After Assad, armed groups seen migrating to Iraq or back home with no incentives to stop fighting
The Syrian civil war has raged for over a year now, ever since peaceful protest turned into armed rebellion.
In recent months, rebel groups have become more effective and various armed units have emerged. They have little in common beside opposition to the Assad regime, and their allegiance to any command structure, including the recently-formed shadow government, is doubtful.
This augurs poorly for a smooth transition to a new government. A period of protracted infighting seems inevitable, much as the one we are now seeing in post-Gadhafi Libya. Perhaps just as important, and just as disconcerting, is what does this mean for regional stability. What might we expect from these groups once Assad falls? Where will they go and who will support them?
The aftermath of Col Gadhafi’s fall from power in Libya last year offers an instructive parallel.
Gadhafi’s loyalist forces included thousands of Tuareg – an indigenous North African people who battled Arab invaders centuries ago and French ones in the nineteenth century. Following Gadhafi’s collapse, the Tuareg fled south where they have seized control of parts of northern Mali.
Syrian fighting groups, fresh from victory over Assad, may be eager to continue their work elsewhere – either for ideological or financial reasons.
Their religious fervor has become increasingly apparent as fighting and atrocities have continued. Saudi-style religious police (mutaween) have been reported in some rebel-held areas, which suggests a zealous disposition and perhaps a foreign influence as well. The adjacent lands of Lebanon and Iraq may attract them.
Lebanese Shias are supporting Assad diplomatically and small numbers of their Hizbullah fighters are serving with his forces. Lebanese Sunnis, on the other hand, are smuggling arms to Syrian rebels.
Predictably, sectarian fighting has spilled over into Lebanon – though only at limited levels so far. The Sunni Gulf states might see Assad’s fall as an opportunity to further reduce the “Shia arc” stretching from Iran into Lebanon. Hizbullah, however, has a solid popular base and a formidable military, making it no easy target for Saudi schemes.

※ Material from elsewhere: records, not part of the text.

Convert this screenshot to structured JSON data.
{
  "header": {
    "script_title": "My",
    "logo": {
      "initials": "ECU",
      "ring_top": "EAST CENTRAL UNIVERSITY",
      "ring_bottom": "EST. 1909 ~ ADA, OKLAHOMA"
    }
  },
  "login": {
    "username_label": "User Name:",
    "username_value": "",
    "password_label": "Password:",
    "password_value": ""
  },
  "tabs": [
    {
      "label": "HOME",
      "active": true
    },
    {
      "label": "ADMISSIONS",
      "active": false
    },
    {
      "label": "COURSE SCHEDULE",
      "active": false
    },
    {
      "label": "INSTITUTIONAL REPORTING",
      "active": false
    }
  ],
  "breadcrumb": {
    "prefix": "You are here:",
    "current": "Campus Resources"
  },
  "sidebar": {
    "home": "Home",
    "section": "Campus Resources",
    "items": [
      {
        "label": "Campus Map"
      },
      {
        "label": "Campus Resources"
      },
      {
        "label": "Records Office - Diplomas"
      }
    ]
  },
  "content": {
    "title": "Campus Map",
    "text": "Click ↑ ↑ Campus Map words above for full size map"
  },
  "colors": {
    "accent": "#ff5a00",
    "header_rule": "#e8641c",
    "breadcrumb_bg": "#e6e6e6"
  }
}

Iraq is a more likely future theater of operations. Sectarian fighting has been underway there ever since the U.S. ousted the Sunni minority from the preeminence in national affairs they’d enjoyed since independence after World War One.
Iraqi Sunnis are waging a bombing campaign against the Shia government in Baghdad, almost certainly with the support of Sunni Gulf states, and some Iraqi Sunnis are taking part in the fighting inside Syria as well. Supply channels that brought men and materiel into Iraq to fight U.S. troops are now helping to bring down Assad. There can be little doubt that the traffic can flow into Iraq again once Assad is gone.
Saudi Arabia and other Sunni Gulf states are deeply engaged in regional affairs, especially in regard to Iran, and they will encourage Syrian fighting groups to redeploy into Iraq. It is there that the Sunni states see the greatest danger from Iranian-Shia power.
Iraqi fighters inside Syria will return home with greater skills and sounder backing. Their goal will be a Sunni autonomous region or perhaps even an independent Sunni state tied to a Sunni-majority state in Syria – and of course also to the Sunni Gulf states.
A more worrisome result of the Syrian civil war will be a reservoir of former fighters, who are indisposed to quotidian life and open to entreaties of taking up arms again somewhere in the Islamic world. This should give the Saudi and U.S. governments pause as many of the Arab mujahideen who came home from victory in Afghanistan thirty years ago, turned on their former paymasters.
Brian M Downing is a political/military analyst and author of The Military Revolution and Political Change and The Paths of Glory: War and Social Change in America from the Great War to Vietnam. He can be reached at email@example.com.